Lately, I’ve seen several articles holding up Colombia as some kind of model for how to deal with drug war violence. The latest one is this piece in Foreign Affairs in which Robert Bonner claims that Mexico should follow Colombia’s example.
Really people? Colombia?
Colombia is ranked number 138 on the Global Peace Index. That makes it the most violent country in Latin America, one notch above North Korea. Colombia is the only Latin American country where the gap between rich and poor is increasing. Union members in Colombia are routinely murdered with impunity. According to Human Rights Watch:
Colombia presents the most serious human rights and humanitarian situation in the region. Battered by an internal armed conflict involving government forces, guerrilla groups, and paramilitaries, the country has one of the largest populations of internally displaced persons in the world.
I think it’s pretty safe to say that Colombia should not be held up as anyone’s example. But more importantly, I would like to point out that the problems in Mexico are, in part, the result of the drug war ramp up in Colombia. And the massive drug trade in Colombia was, in part, the result of Mexico’s drug war ramp up in the seventies.
In 1971, Tricky Dick declared his war on drugs. Shortly after, the U.S. put tons of pressure on Mexico to do something about the Mexican weed that was coming into the United States. Mexico obliged and started the first eradication program. They dumped paraquat on the marijuana crops. Reports surfaced that paraquat tainted marijuana was being sold in the U.S. Of course, nobody stopped smoking marijuana. They just started growing it in the U.S. or buying it from marijuana growers in Colombia. Marijuana production and distribution lines shifted.
Colombia is a huge country with a tumultuous political history – including years of violence and a tendency toward private armies. In the 1960s, in response to a pact between liberals and conservatives that screwed most poor/indigenous/Afro-Colombians, armed guerrilla groups started operating in large swaths of Colombia’s territory. The government had no ability to enforce laws in those areas. Smugglers didn’t have to worry about government interference in their business.

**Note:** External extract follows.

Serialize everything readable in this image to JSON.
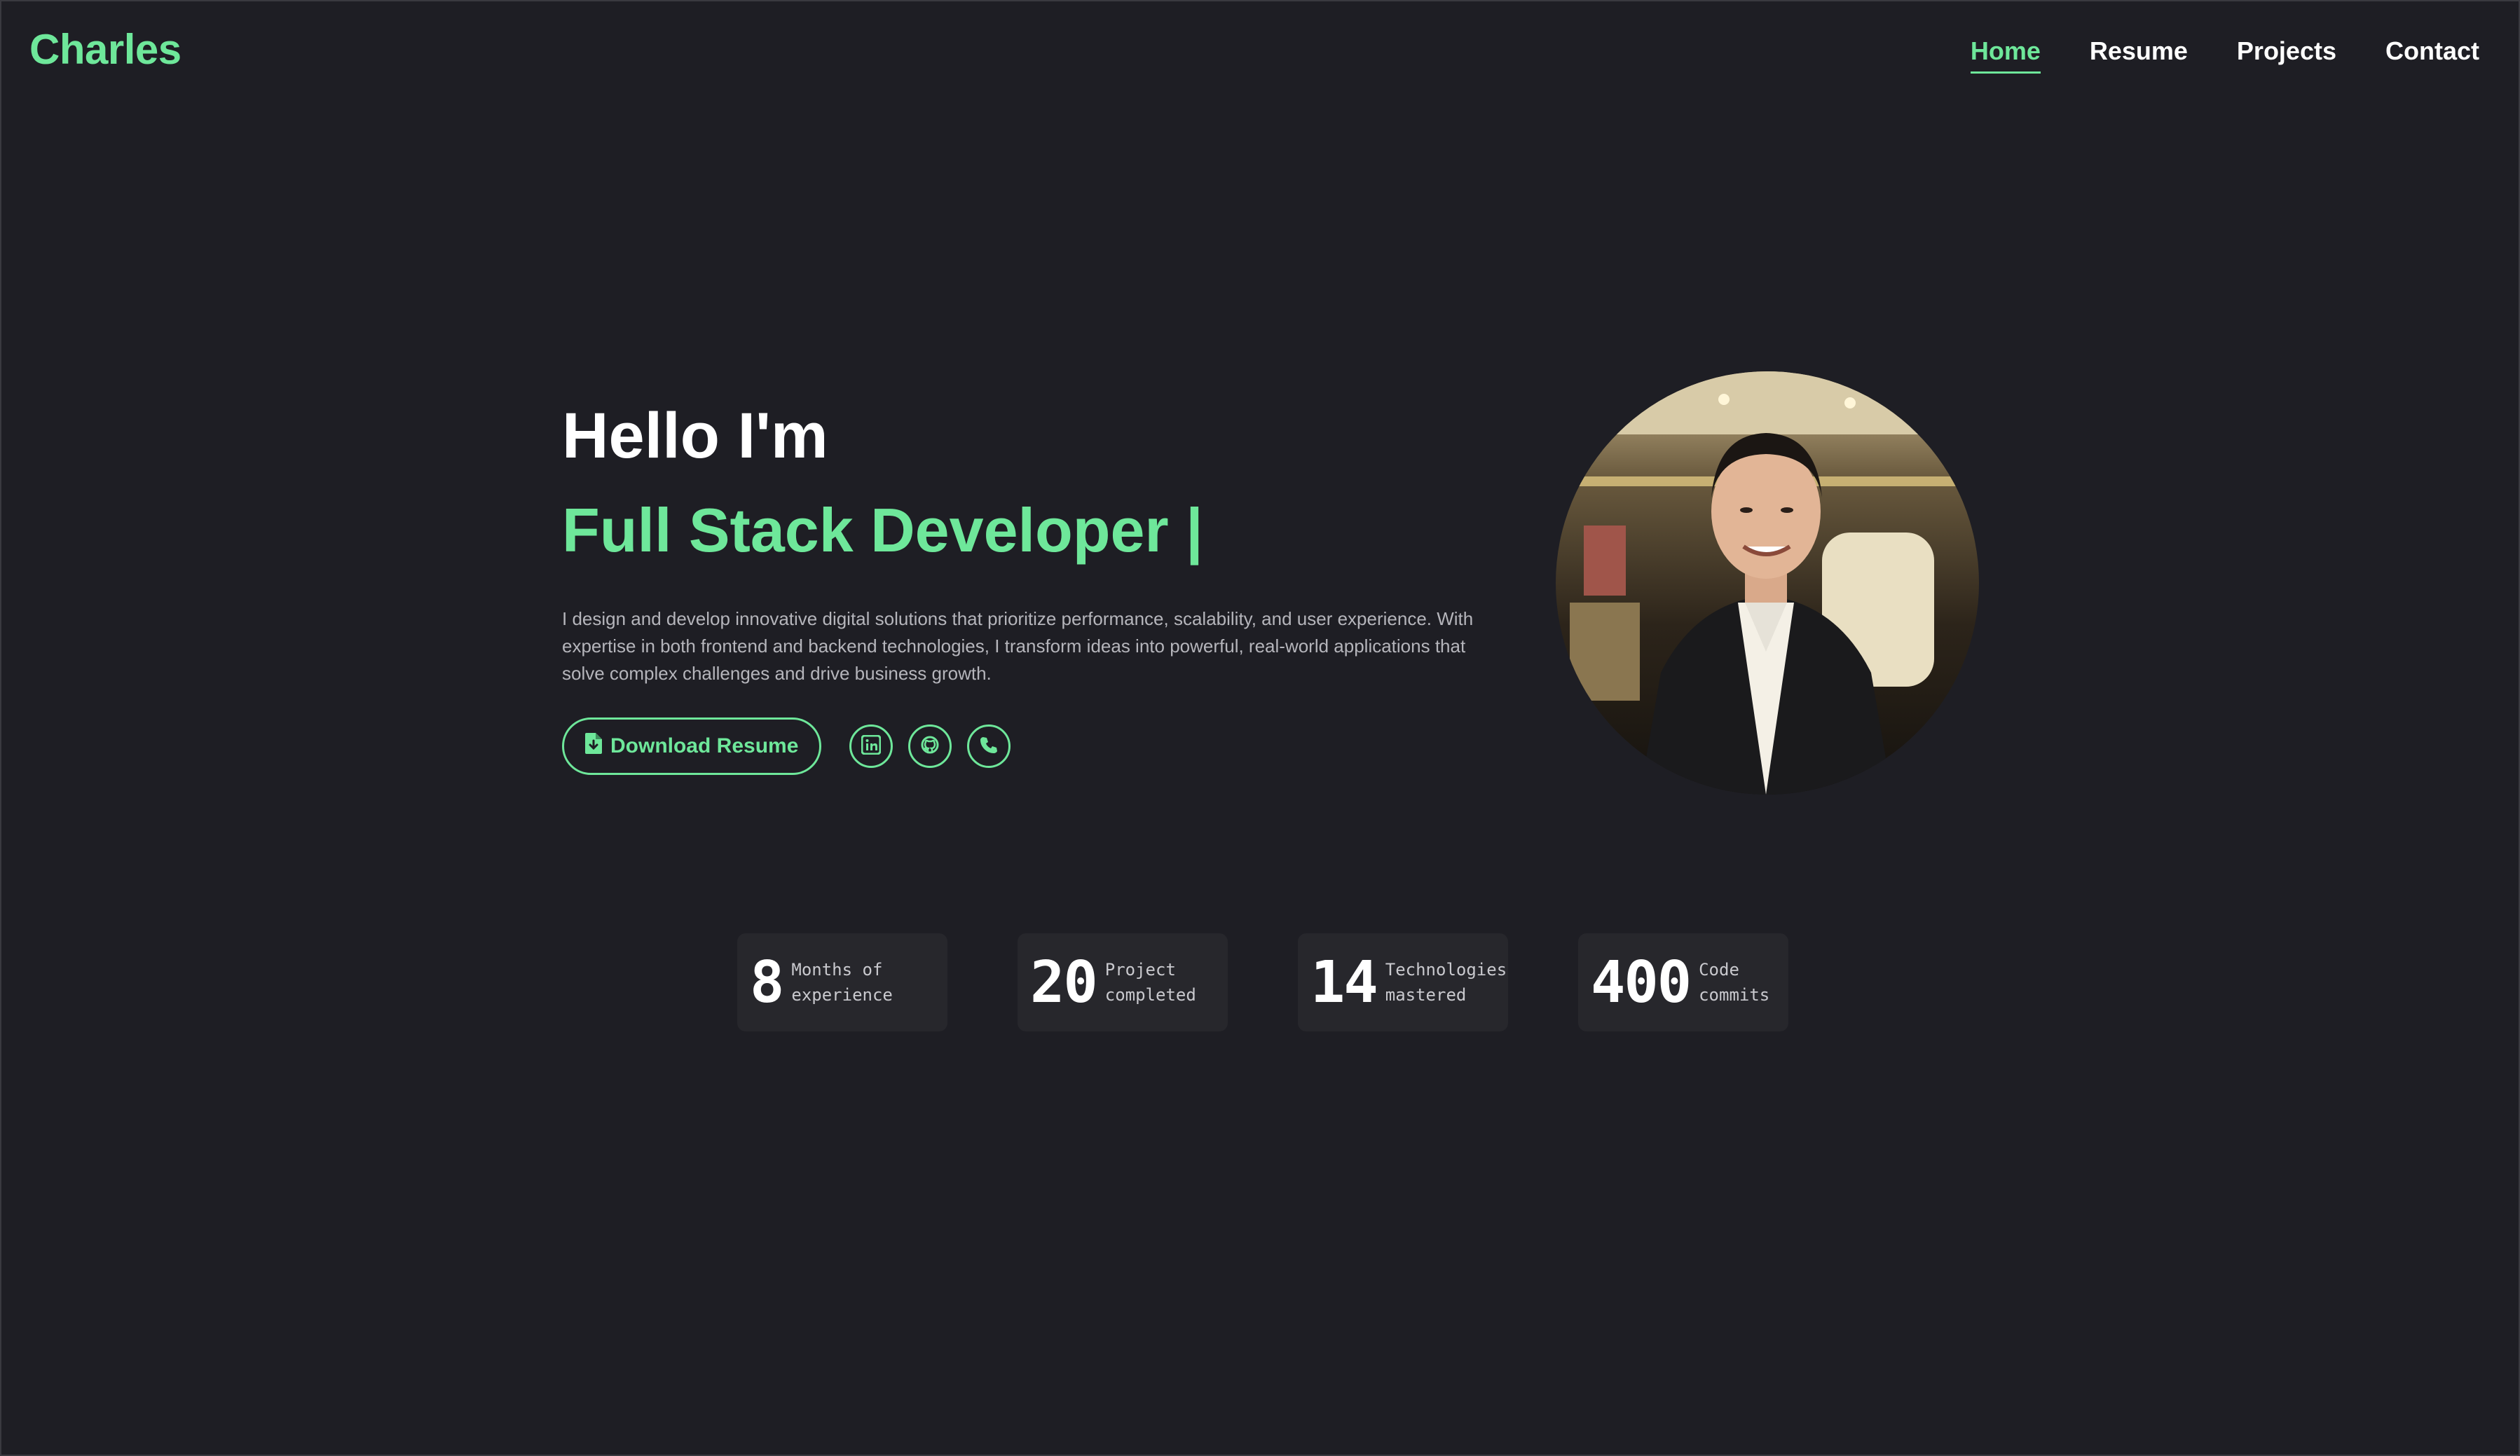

Marijuana growers and guerrillas had a somewhat symbiotic relationship at first. A little piece of the action for the guerrillas and they left each other alone. And then cocaine got popular. Colombians had the supply lines set up already and were conveniently situated between the Andean coca producers and the U.S. market. The money made in cocaine was insane. The more wealthy the cocaine dealers got, the more they became the enemy of the guerrilla groups. Naturally, the drug cartels started their own armies – paramilitary forces. And then the bloodbath really began.
By the 1980s, the Colombian and U.S. governments decided they were going to crack down on the drug cartels. If your criteria for success is that the government of Colombia did not completely disintegrate, than I suppose you can say that their efforts were a “success”. But as I pointed out above, Colombia is hardly a peaceful paradise.
More importantly, as the heat was turned up in Colombia and in the Caribbean, the drug corridor moved back to Mexico and Central America. It’s like the most vile game of ping pong. The violence doesn’t go away. It just ebbs momentarily and springs back worse later, often with an even more corrupt and totalitarian government in place.
The next time you hear someone say that Mexico should follow Colombia’s example, smack em on the head for me will you?